INSTRUCTIONS FOR THE TASK — Please print every line of the listing, unchanged.

══ RECORDS FOR THE TASK ══

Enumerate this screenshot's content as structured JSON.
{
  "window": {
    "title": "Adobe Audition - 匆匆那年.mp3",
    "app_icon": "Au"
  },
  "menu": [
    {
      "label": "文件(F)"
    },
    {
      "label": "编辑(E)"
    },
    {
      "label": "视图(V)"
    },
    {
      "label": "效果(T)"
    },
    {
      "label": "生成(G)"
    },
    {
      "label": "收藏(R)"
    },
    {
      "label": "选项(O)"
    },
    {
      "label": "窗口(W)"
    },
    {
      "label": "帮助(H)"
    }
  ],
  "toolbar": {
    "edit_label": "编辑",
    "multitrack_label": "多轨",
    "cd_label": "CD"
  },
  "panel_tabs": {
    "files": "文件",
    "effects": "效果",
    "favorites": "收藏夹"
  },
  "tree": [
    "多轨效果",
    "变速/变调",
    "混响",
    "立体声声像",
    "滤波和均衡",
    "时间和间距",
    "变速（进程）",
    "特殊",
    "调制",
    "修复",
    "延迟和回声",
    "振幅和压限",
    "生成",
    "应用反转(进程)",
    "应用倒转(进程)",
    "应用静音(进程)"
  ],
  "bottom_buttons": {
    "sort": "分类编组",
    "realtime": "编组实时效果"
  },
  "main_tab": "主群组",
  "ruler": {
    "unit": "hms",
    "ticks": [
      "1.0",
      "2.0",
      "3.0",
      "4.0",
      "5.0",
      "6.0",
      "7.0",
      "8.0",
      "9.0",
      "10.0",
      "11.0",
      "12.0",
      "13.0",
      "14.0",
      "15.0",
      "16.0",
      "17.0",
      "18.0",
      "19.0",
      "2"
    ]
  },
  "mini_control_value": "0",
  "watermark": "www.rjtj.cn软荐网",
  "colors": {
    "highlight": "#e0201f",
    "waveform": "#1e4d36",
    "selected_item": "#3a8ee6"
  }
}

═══

WRITTEN RESPONSE —
Enumerate this screenshot's content as structured JSON.
{
  "window": {
    "title": "Adobe Audition - 匆匆那年.mp3",
    "app_icon": "Au"
  },
  "menu": [
    {
      "label": "文件(F)"
    },
    {
      "label": "编辑(E)"
    },
    {
      "label": "视图(V)"
    },
    {
      "label": "效果(T)"
    },
    {
      "label": "生成(G)"
    },
    {
      "label": "收藏(R)"
    },
    {
      "label": "选项(O)"
    },
    {
      "label": "窗口(W)"
    },
    {
      "label": "帮助(H)"
    }
  ],
  "toolbar": {
    "edit_label": "编辑",
    "multitrack_label": "多轨",
    "cd_label": "CD"
  },
  "panel_tabs": {
    "files": "文件",
    "effects": "效果",
    "favorites": "收藏夹"
  },
  "tree": [
    "多轨效果",
    "变速/变调",
    "混响",
    "立体声声像",
    "滤波和均衡",
    "时间和间距",
    "变速（进程）",
    "特殊",
    "调制",
    "修复",
    "延迟和回声",
    "振幅和压限",
    "生成",
    "应用反转(进程)",
    "应用倒转(进程)",
    "应用静音(进程)"
  ],
  "bottom_buttons": {
    "sort": "分类编组",
    "realtime": "编组实时效果"
  },
  "main_tab": "主群组",
  "ruler": {
    "unit": "hms",
    "ticks": [
      "1.0",
      "2.0",
      "3.0",
      "4.0",
      "5.0",
      "6.0",
      "7.0",
      "8.0",
      "9.0",
      "10.0",
      "11.0",
      "12.0",
      "13.0",
      "14.0",
      "15.0",
      "16.0",
      "17.0",
      "18.0",
      "19.0",
      "2"
    ]
  },
  "mini_control_value": "0",
  "watermark": "www.rjtj.cn软荐网",
  "colors": {
    "highlight": "#e0201f",
    "waveform": "#1e4d36",
    "selected_item": "#3a8ee6"
  }
}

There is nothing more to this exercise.